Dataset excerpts

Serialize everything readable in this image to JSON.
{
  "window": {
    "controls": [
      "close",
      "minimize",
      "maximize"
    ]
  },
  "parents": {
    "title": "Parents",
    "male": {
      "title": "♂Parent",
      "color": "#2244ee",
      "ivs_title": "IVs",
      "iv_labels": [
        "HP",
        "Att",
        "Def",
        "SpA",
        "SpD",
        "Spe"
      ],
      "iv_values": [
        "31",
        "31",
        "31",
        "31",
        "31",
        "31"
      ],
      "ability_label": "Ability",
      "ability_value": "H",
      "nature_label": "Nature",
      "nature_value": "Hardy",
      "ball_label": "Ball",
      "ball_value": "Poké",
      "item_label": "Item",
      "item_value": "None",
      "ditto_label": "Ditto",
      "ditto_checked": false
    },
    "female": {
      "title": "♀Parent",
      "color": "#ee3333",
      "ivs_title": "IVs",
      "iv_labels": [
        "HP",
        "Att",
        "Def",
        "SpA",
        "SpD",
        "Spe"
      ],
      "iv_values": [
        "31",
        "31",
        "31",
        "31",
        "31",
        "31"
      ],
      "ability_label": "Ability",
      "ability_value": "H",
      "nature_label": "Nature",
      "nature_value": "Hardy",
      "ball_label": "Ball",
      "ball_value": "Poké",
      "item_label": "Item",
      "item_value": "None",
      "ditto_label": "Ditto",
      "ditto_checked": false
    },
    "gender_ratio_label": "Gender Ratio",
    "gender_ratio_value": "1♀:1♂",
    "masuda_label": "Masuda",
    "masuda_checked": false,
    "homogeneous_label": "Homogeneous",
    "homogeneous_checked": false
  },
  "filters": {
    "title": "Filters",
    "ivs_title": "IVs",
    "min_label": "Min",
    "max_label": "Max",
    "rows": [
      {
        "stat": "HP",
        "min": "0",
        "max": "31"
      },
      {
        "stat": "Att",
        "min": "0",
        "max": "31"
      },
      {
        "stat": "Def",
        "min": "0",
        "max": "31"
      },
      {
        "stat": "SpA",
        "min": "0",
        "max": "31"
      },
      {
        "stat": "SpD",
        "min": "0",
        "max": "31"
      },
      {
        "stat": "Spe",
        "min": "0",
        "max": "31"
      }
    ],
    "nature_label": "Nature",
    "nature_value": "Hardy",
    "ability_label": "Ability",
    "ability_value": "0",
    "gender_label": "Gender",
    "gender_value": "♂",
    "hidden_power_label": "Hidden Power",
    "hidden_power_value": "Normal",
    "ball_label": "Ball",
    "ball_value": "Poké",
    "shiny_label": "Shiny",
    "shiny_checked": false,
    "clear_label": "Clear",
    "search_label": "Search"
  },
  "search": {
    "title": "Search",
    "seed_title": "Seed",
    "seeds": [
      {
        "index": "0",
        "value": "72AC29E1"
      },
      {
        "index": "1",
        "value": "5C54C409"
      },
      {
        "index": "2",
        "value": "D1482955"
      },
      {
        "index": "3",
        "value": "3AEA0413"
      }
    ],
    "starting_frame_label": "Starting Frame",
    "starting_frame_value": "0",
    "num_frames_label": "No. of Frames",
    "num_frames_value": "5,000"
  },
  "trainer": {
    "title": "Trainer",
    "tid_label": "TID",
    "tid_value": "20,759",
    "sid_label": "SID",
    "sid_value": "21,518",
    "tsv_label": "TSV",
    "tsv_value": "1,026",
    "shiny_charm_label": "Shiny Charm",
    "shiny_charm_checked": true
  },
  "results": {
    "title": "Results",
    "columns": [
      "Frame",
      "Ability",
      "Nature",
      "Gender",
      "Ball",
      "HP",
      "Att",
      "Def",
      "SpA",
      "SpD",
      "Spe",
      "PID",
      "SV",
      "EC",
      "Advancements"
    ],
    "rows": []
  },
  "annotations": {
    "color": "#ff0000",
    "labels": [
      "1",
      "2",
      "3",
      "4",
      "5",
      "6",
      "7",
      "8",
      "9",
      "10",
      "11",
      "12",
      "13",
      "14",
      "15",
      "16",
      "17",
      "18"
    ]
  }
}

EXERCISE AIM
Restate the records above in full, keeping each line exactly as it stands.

OUTPUT FOR THIS EXERCISE
Serialize everything readable in this image to JSON.
{
  "window": {
    "controls": [
      "close",
      "minimize",
      "maximize"
    ]
  },
  "parents": {
    "title": "Parents",
    "male": {
      "title": "♂Parent",
      "color": "#2244ee",
      "ivs_title": "IVs",
      "iv_labels": [
        "HP",
        "Att",
        "Def",
        "SpA",
        "SpD",
        "Spe"
      ],
      "iv_values": [
        "31",
        "31",
        "31",
        "31",
        "31",
        "31"
      ],
      "ability_label": "Ability",
      "ability_value": "H",
      "nature_label": "Nature",
      "nature_value": "Hardy",
      "ball_label": "Ball",
      "ball_value": "Poké",
      "item_label": "Item",
      "item_value": "None",
      "ditto_label": "Ditto",
      "ditto_checked": false
    },
    "female": {
      "title": "♀Parent",
      "color": "#ee3333",
      "ivs_title": "IVs",
      "iv_labels": [
        "HP",
        "Att",
        "Def",
        "SpA",
        "SpD",
        "Spe"
      ],
      "iv_values": [
        "31",
        "31",
        "31",
        "31",
        "31",
        "31"
      ],
      "ability_label": "Ability",
      "ability_value": "H",
      "nature_label": "Nature",
      "nature_value": "Hardy",
      "ball_label": "Ball",
      "ball_value": "Poké",
      "item_label": "Item",
      "item_value": "None",
      "ditto_label": "Ditto",
      "ditto_checked": false
    },
    "gender_ratio_label": "Gender Ratio",
    "gender_ratio_value": "1♀:1♂",
    "masuda_label": "Masuda",
    "masuda_checked": false,
    "homogeneous_label": "Homogeneous",
    "homogeneous_checked": false
  },
  "filters": {
    "title": "Filters",
    "ivs_title": "IVs",
    "min_label": "Min",
    "max_label": "Max",
    "rows": [
      {
        "stat": "HP",
        "min": "0",
        "max": "31"
      },
      {
        "stat": "Att",
        "min": "0",
        "max": "31"
      },
      {
        "stat": "Def",
        "min": "0",
        "max": "31"
      },
      {
        "stat": "SpA",
        "min": "0",
        "max": "31"
      },
      {
        "stat": "SpD",
        "min": "0",
        "max": "31"
      },
      {
        "stat": "Spe",
        "min": "0",
        "max": "31"
      }
    ],
    "nature_label": "Nature",
    "nature_value": "Hardy",
    "ability_label": "Ability",
    "ability_value": "0",
    "gender_label": "Gender",
    "gender_value": "♂",
    "hidden_power_label": "Hidden Power",
    "hidden_power_value": "Normal",
    "ball_label": "Ball",
    "ball_value": "Poké",
    "shiny_label": "Shiny",
    "shiny_checked": false,
    "clear_label": "Clear",
    "search_label": "Search"
  },
  "search": {
    "title": "Search",
    "seed_title": "Seed",
    "seeds": [
      {
        "index": "0",
        "value": "72AC29E1"
      },
      {
        "index": "1",
        "value": "5C54C409"
      },
      {
        "index": "2",
        "value": "D1482955"
      },
      {
        "index": "3",
        "value": "3AEA0413"
      }
    ],
    "starting_frame_label": "Starting Frame",
    "starting_frame_value": "0",
    "num_frames_label": "No. of Frames",
    "num_frames_value": "5,000"
  },
  "trainer": {
    "title": "Trainer",
    "tid_label": "TID",
    "tid_value": "20,759",
    "sid_label": "SID",
    "sid_value": "21,518",
    "tsv_label": "TSV",
    "tsv_value": "1,026",
    "shiny_charm_label": "Shiny Charm",
    "shiny_charm_checked": true
  },
  "results": {
    "title": "Results",
    "columns": [
      "Frame",
      "Ability",
      "Nature",
      "Gender",
      "Ball",
      "HP",
      "Att",
      "Def",
      "SpA",
      "SpD",
      "Spe",
      "PID",
      "SV",
      "EC",
      "Advancements"
    ],
    "rows": []
  },
  "annotations": {
    "color": "#ff0000",
    "labels": [
      "1",
      "2",
      "3",
      "4",
      "5",
      "6",
      "7",
      "8",
      "9",
      "10",
      "11",
      "12",
      "13",
      "14",
      "15",
      "16",
      "17",
      "18"
    ]
  }
}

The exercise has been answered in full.